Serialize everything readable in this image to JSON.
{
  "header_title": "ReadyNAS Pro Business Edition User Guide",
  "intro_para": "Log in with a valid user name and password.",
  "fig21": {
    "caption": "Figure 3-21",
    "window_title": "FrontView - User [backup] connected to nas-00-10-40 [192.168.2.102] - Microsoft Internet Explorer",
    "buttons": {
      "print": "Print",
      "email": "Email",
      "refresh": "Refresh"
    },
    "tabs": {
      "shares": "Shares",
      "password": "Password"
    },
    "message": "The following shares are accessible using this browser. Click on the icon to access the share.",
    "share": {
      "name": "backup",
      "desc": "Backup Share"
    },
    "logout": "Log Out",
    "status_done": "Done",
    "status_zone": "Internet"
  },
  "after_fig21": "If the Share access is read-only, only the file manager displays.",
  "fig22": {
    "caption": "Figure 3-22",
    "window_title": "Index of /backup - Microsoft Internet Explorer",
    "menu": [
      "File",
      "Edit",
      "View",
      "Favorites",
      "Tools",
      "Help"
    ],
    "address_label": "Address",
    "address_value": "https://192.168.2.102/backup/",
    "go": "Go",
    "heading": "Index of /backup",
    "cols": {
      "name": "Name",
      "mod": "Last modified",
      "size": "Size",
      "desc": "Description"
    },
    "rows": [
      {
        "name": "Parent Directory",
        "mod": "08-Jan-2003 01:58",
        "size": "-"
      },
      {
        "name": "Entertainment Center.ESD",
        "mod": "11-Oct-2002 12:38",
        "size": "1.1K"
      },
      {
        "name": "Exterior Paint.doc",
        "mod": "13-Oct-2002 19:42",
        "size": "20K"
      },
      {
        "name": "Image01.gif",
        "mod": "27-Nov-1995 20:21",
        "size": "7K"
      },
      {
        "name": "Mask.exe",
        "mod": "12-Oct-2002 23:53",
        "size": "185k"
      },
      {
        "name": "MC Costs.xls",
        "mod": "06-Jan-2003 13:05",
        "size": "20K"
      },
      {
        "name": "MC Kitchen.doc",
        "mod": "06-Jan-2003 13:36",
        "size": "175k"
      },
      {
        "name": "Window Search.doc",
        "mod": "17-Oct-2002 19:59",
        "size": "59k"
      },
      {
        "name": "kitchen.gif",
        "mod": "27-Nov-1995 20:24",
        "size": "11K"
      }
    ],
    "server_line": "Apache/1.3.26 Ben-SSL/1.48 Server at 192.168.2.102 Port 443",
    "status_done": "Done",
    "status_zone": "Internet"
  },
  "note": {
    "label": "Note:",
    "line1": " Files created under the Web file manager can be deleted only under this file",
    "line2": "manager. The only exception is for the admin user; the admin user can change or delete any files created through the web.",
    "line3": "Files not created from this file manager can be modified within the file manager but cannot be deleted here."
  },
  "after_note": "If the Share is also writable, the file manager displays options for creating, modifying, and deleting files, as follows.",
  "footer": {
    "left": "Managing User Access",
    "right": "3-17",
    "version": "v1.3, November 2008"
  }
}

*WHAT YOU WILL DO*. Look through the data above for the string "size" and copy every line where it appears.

*ANSWER SPACE*.
      "size": "Size",
        "size": "-"
        "size": "1.1K"
        "size": "20K"
        "size": "7K"
        "size": "185k"
        "size": "20K"
        "size": "175k"
        "size": "59k"
        "size": "11K"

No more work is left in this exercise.